- EXERCISE DIRECTIONS: Below are some entries. Copy each line in them that holds "Poids".

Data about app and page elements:
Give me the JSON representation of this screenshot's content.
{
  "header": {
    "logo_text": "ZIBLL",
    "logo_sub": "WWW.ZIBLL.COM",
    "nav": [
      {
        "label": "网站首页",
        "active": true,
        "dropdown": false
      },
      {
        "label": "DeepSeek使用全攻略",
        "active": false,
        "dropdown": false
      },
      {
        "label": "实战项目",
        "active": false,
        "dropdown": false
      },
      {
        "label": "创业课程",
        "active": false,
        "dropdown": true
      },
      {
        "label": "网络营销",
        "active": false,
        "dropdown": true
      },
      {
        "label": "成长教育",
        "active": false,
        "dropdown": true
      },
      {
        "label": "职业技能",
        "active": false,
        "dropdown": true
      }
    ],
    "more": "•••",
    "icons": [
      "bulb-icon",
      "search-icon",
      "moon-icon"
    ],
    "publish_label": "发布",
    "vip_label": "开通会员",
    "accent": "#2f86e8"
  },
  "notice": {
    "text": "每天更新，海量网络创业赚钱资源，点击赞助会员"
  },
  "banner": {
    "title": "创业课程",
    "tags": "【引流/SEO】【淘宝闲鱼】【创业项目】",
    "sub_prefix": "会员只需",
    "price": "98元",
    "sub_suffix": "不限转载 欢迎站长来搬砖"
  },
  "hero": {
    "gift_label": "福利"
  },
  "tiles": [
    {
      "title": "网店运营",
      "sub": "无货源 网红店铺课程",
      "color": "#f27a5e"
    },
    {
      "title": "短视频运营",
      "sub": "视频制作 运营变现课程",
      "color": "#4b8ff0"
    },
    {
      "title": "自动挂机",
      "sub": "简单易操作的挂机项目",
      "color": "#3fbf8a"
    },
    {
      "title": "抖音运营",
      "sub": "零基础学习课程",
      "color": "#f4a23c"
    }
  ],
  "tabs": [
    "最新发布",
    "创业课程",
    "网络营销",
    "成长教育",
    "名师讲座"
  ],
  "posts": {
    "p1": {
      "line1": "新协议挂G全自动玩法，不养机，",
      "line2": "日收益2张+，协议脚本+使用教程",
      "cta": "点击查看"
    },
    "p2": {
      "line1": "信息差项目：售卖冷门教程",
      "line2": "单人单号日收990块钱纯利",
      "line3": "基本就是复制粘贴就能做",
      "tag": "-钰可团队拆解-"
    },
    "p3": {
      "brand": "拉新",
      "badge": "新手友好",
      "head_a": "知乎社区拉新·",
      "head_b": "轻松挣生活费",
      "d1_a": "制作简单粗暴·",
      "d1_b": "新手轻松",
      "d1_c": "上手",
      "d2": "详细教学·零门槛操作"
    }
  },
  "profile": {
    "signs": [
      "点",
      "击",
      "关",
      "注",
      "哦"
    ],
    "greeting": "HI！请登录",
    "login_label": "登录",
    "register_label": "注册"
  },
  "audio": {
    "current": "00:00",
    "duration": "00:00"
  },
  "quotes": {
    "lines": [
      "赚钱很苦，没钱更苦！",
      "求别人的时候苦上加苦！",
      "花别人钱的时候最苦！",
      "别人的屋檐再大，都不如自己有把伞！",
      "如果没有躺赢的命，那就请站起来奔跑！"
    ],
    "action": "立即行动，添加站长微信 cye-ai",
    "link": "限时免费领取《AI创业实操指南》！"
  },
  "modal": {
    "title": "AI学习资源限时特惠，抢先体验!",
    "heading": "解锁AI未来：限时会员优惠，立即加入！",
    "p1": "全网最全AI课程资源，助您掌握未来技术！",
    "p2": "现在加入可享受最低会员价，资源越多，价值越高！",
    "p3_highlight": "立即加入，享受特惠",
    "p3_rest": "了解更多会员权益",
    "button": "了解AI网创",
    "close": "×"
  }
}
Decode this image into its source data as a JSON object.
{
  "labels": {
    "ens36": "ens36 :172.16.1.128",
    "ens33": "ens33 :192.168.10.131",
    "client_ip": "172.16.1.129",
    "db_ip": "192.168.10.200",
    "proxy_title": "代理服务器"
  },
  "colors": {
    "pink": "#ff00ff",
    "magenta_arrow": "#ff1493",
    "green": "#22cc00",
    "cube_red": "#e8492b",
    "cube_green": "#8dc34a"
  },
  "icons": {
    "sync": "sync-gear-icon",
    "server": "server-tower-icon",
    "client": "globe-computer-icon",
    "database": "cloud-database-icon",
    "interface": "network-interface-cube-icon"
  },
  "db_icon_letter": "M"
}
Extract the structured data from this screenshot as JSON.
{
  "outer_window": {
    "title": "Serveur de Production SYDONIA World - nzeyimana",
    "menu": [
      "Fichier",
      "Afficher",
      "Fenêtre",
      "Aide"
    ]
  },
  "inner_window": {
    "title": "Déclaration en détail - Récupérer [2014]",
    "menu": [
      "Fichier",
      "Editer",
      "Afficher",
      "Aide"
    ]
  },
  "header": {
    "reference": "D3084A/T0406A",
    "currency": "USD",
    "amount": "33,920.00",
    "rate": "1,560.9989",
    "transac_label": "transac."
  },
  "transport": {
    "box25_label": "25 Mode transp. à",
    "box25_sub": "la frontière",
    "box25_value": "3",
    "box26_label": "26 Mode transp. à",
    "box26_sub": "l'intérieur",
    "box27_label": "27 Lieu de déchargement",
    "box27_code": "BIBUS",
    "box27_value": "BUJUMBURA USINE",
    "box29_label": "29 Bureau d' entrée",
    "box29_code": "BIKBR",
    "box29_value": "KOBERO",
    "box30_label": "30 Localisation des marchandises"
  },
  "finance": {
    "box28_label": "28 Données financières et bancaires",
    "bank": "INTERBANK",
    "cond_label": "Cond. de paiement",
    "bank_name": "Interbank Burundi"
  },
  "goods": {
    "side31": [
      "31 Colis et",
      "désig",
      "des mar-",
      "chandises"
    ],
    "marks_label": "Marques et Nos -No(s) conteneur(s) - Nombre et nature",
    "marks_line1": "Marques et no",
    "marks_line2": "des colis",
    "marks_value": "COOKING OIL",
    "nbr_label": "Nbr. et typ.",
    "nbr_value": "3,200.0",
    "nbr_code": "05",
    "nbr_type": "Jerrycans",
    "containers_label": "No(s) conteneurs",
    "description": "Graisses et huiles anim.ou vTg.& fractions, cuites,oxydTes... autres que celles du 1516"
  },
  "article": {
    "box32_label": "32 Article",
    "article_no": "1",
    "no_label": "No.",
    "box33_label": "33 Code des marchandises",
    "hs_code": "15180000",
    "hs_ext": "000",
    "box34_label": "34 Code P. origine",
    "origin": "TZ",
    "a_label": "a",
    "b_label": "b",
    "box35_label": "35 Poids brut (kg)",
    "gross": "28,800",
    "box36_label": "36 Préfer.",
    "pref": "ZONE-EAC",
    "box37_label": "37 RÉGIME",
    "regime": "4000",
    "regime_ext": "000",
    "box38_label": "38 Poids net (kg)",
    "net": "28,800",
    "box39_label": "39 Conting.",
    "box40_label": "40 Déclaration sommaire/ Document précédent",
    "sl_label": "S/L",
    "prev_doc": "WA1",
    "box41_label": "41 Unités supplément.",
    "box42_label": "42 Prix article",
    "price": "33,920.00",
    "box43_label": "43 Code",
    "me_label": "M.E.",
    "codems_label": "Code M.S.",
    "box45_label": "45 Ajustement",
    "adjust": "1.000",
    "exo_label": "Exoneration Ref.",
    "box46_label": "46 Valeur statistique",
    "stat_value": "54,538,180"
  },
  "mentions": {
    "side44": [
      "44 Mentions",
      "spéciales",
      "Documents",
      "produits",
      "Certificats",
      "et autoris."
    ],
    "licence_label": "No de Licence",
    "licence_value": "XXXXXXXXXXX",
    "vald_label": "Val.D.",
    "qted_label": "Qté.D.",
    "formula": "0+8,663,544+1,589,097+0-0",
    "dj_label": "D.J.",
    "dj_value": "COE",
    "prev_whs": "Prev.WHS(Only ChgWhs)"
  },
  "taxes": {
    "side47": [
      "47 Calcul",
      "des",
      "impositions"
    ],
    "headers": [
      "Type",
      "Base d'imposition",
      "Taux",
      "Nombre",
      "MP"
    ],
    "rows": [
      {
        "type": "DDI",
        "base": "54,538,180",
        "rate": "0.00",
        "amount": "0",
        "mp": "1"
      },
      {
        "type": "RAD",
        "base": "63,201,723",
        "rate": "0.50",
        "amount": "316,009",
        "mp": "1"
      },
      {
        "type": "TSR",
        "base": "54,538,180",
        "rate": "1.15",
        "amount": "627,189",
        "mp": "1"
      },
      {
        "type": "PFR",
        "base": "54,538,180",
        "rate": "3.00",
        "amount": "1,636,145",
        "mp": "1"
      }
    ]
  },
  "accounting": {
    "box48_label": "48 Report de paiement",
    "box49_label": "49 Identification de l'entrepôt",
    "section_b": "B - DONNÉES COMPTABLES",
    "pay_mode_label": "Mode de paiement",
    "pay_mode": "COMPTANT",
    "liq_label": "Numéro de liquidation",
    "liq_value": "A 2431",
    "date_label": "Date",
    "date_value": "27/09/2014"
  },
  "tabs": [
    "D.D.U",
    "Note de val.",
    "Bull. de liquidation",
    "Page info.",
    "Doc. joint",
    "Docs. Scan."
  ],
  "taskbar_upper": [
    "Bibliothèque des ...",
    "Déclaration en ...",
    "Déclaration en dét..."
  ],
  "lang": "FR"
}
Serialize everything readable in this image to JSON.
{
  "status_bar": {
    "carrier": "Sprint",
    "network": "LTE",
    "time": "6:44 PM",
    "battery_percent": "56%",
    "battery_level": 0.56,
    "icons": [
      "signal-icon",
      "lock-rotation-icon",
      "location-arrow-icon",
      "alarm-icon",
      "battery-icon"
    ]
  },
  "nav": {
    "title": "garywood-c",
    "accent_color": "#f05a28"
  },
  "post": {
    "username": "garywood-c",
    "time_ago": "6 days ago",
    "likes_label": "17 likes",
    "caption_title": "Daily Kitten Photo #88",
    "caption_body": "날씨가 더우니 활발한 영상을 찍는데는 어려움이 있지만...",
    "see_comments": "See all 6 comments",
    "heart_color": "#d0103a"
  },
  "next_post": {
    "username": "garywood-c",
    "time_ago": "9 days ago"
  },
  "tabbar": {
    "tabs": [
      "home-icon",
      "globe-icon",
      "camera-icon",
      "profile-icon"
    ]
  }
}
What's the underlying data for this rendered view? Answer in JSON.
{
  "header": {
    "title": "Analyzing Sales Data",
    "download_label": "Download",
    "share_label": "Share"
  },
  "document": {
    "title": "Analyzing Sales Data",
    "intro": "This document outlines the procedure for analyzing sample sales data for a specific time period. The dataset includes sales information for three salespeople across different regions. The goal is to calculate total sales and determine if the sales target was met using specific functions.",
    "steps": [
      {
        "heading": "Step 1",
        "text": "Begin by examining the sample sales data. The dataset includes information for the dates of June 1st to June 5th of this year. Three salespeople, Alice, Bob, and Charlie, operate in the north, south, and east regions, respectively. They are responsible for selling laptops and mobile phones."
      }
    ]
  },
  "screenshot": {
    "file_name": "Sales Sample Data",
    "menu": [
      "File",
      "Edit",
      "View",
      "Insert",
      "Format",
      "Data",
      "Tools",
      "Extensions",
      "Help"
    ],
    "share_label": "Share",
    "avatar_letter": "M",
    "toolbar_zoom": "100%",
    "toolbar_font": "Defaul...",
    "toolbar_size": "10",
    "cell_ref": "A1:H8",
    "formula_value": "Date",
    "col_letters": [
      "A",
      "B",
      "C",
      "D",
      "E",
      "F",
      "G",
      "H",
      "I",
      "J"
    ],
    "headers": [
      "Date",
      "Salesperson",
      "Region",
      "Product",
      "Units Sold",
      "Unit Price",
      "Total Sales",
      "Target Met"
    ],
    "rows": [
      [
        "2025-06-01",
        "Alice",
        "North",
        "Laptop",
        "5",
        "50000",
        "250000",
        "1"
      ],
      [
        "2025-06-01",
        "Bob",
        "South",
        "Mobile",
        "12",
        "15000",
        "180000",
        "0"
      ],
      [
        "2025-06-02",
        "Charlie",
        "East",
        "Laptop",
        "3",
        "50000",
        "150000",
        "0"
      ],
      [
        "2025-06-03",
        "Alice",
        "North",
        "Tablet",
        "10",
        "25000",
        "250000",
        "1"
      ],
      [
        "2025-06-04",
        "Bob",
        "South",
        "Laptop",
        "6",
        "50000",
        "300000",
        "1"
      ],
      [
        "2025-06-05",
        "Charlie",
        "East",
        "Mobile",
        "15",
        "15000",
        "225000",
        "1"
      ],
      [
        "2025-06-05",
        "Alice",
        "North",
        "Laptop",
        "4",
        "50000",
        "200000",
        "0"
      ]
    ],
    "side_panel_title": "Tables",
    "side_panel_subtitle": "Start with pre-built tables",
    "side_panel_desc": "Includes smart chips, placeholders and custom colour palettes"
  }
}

- EXERCISE SOLUTION:
    "box35_label": "35 Poids brut (kg)",
    "box38_label": "38 Poids net (kg)",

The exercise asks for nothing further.